>>>>

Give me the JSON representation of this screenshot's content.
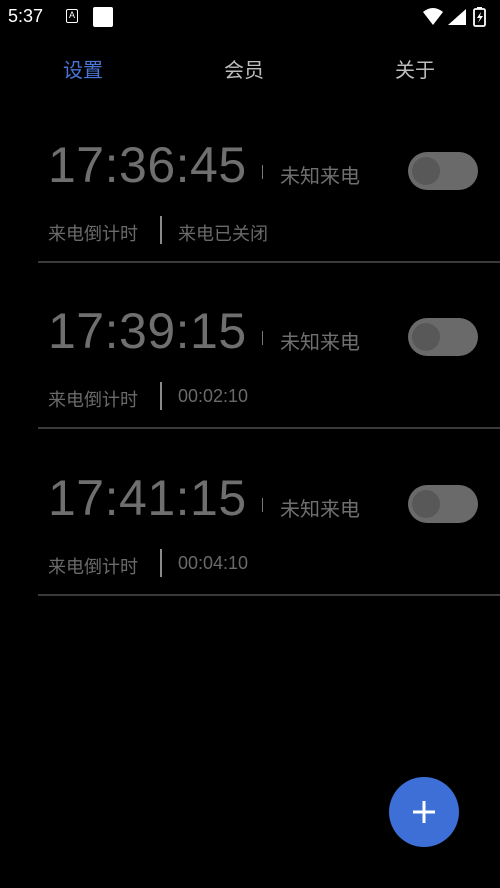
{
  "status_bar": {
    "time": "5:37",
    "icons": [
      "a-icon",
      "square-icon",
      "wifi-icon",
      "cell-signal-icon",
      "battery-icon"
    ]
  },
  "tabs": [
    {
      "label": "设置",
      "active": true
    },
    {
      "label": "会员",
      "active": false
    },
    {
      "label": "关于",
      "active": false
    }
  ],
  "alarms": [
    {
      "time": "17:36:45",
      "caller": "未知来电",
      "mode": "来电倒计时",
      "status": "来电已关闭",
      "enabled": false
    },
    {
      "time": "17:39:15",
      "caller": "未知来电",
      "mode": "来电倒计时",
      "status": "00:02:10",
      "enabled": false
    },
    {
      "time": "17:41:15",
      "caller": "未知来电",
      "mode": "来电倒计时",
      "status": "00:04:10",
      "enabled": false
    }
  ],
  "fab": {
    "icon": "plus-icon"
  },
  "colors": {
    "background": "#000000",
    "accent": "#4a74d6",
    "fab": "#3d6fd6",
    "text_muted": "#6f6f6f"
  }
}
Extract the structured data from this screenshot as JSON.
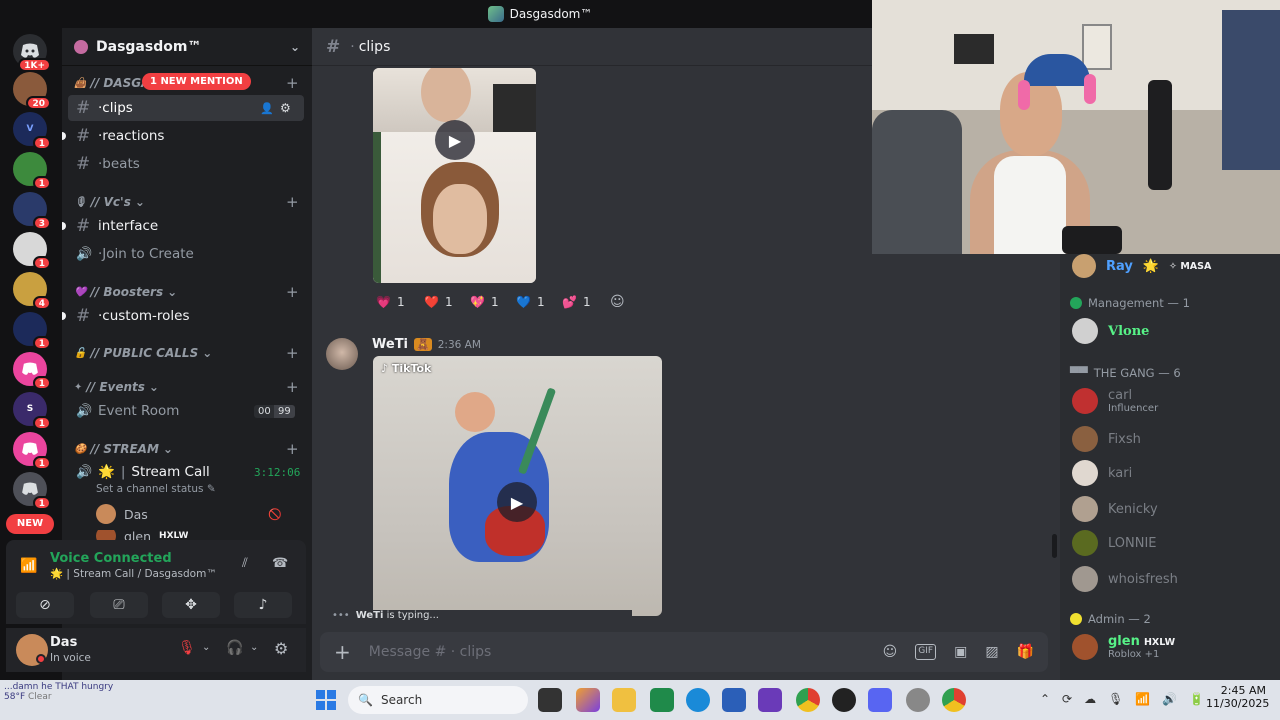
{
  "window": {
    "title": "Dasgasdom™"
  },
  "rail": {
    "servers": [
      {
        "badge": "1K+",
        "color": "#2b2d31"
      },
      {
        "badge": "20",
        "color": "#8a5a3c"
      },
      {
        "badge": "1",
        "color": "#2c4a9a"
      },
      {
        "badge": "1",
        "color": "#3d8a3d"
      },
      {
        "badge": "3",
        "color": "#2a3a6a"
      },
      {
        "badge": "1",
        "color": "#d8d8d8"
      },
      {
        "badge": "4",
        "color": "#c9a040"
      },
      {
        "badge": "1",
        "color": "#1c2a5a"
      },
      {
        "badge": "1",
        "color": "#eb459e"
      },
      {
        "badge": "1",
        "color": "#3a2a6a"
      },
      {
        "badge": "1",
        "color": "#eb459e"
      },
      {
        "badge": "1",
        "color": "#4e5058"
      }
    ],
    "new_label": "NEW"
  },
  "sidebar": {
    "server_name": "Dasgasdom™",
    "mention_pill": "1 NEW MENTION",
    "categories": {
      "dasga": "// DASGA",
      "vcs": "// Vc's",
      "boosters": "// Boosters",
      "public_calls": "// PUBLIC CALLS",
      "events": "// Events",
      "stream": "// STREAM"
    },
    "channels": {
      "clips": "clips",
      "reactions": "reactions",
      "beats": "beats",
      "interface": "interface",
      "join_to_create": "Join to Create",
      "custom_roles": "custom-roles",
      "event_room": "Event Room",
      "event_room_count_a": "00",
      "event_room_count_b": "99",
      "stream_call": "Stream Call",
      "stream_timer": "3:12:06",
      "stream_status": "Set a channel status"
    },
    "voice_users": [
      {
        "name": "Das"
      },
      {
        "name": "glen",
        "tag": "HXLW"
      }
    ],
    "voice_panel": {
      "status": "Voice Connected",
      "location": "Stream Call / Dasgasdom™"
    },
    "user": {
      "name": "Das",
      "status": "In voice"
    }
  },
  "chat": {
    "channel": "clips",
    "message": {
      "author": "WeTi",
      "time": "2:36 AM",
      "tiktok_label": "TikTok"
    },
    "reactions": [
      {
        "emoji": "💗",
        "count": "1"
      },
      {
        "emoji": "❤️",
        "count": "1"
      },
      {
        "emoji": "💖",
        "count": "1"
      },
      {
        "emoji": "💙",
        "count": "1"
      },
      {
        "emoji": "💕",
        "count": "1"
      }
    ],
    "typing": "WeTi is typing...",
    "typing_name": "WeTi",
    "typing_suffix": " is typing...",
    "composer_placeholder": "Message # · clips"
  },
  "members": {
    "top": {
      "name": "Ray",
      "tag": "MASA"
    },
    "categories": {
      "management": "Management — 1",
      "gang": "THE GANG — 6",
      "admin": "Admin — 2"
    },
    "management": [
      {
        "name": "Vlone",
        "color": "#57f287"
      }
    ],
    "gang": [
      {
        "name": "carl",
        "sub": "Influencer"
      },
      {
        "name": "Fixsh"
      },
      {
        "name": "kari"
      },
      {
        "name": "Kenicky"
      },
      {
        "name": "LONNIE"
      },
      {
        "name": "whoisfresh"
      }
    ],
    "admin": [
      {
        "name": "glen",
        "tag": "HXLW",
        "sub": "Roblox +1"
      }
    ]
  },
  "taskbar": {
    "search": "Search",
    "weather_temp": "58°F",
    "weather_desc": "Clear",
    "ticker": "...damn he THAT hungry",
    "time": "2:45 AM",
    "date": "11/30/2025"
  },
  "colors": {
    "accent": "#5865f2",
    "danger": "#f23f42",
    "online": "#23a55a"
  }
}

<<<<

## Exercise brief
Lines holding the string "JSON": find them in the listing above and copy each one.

## Worked solution
Give me the JSON representation of this screenshot's content.
Extract the structured data from this screenshot as JSON.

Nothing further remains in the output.